I am a Mom. And one thing that is inherent with being a Mom (or at least being a good Mom) is the ability to be a caretaker; to put your needs below the needs of what or whom you are caring for.
This is not always an easy thing.
There are many times that I want to put my needs above my children’s needs. Sometimes I do. And sometimes I don’t.
But on the whole, I mainly put their needs above my own. One of the reasons I do this is because I take a long-term view. I know that the children will only be in my home and under my immediate care for a relatively short time period. So that makes it easier to sacrifice my desires because I know that I am investing in them and their future.
I was reminded that most people don’t always take the role of being a good caretaker seriously while I was reading the book, The Worst Hard Times, The Untold Story of Those Who Survived the Great American Dust Bowl* by Timothy Egan.
Being a gardener, homesteader, and goat farmer, I am keenly aware and interested in the health of the soil. I consider myself a caretaker of the soil and all the living things that reside in it. So to read about how the soil was abused and the end result of that abuse was very sad and disturbing.
But what is even more awful is that we are doing the same exact thing today. We haven’t learned from the past at all. Once again, our country is destroying the soil. We’re doing it differently than the farmers did before the Dust Bowl. Back then, they simply plowed up too much land (and then abandoned it) in an area that had too high winds and too little rainfall to leave the land uncovered.
Today conventional farmers are destroying the soil by spraying it with an abundance of pesticides and herbicides – chemicals that are destroying the organisms that live in the soil and keep it healthy. Big Agriculture is also destroying the land by monocropping and only adding back the basic nutrients – NPK – nitrogen, phosphorus, and potassium. The soil is more complex than that and by robbing it for decades of the minerals and soil microbes that keep it healthy, we are damaging not only the soil, but the foods that are grown in that soil.
The Worst Hard Times* did touch on the soil, but it mainly covered the lives that were affected or destroyed during the Dust Bowl. The loss of life, hopes, and dreams as a result of the (often unintentional) abuse of the land should be a wake-up call.
If more people can wake-up to the destruction that is being caused by conventional farming, we can still turn things around. We can be caretakers of the soil and caretakers of the health of our families.
The book periodically mentions Hugh Bennett who implemented soil conservation plans during the latter half of the Dust Bowl:
“Hugh Bennett was a son of the soil, growing up on a 1,200-acre plantation in North Carolina that had been planted in cotton since before the Civil War. He spent part of every day on the family land east of the Blue Ridge Mountains, helping his father on steep terrain. He learned early on that the land would not wash away as long as they kept it terraced. His father also taught him that the soil of their farm was not simply a medium through which passed a fibrous commodity but also a living thing. His interest in the complexities of soil led him to the University of North Carolina and graduate school, where he studied and wrote about how different societies treated land.”
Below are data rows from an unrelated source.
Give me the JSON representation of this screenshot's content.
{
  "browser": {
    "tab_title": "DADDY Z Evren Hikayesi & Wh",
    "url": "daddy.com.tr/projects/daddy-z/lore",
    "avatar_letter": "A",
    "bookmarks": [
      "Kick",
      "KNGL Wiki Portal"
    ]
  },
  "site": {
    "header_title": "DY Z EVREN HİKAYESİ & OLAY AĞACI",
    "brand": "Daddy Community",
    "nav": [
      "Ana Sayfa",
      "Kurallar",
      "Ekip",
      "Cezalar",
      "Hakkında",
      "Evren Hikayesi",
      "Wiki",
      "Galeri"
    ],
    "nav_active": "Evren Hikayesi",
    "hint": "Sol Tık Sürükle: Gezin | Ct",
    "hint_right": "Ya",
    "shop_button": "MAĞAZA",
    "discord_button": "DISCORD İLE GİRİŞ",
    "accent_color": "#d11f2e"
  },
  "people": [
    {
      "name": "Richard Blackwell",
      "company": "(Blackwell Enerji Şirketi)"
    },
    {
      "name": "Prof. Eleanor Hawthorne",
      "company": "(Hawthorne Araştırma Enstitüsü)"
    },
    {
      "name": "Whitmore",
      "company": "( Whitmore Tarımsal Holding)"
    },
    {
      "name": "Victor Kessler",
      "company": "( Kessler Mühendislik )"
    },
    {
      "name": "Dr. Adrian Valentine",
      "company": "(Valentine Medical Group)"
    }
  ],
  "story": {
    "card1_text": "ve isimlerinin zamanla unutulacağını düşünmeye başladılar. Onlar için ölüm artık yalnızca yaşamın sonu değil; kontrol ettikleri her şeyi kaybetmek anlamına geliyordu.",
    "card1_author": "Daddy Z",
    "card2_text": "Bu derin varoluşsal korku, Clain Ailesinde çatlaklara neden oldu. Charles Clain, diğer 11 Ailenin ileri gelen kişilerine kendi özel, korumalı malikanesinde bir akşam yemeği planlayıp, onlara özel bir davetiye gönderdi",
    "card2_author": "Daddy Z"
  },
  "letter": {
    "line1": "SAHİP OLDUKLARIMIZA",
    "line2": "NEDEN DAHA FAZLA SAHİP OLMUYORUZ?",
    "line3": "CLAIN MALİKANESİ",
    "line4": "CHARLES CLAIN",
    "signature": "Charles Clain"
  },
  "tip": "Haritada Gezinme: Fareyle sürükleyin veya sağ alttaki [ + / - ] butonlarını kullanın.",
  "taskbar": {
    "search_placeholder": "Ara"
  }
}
He had a lot of knowledge that was worth listening to (both then and now):
“‘Of all the countries in the world, we Americans have been the greatest destroyers of land of any race of people barbaric or civilized,’ Bennett said in a speech at the start of the dust storms. What was happening, he said, was ‘sinister,’ a symptom of ‘our stupendous ignorance.'”
I don’t want to be a part of a system that is destructive. I desire to be a caretaker of my children, my animals, my food supply, and my soil.
Do you have a garden? Are you taking care of your soil as much as you are taking care of the plants? If not, you can start now.
If you don’t/can’t garden, are you purchasing your food from sources that are taking care of the soil? Organic produce is a start, but you can be an organic farmer without caring for the soil. Try to find out how and where some of your food is actually grown.
It often takes more money and effort to be a caretaker. But you know what? It is definitely worth it.
Teach yourself about why healthy soil is important. And teach your children. Don’t let yourself or them be guilty of “stupendous ignorance”. It’s not too late to stop the 21st century equivalent of the Dust Bowl.
*Amazon Affiliate Link to the book that is mentioned. I read the entire book and can definitely recommend it. I do warn you that it is not a particularly happy book, but I found it fascinating to learn more about a time period in our history that I primarily understood from reading the American classic, The Grapes of Wrath* by John Steinbeck. Steinbeck’s book focuses on a family that leaves their home due to the Dust Bowl; The Worst Hard Time discusses the lives of those who stayed.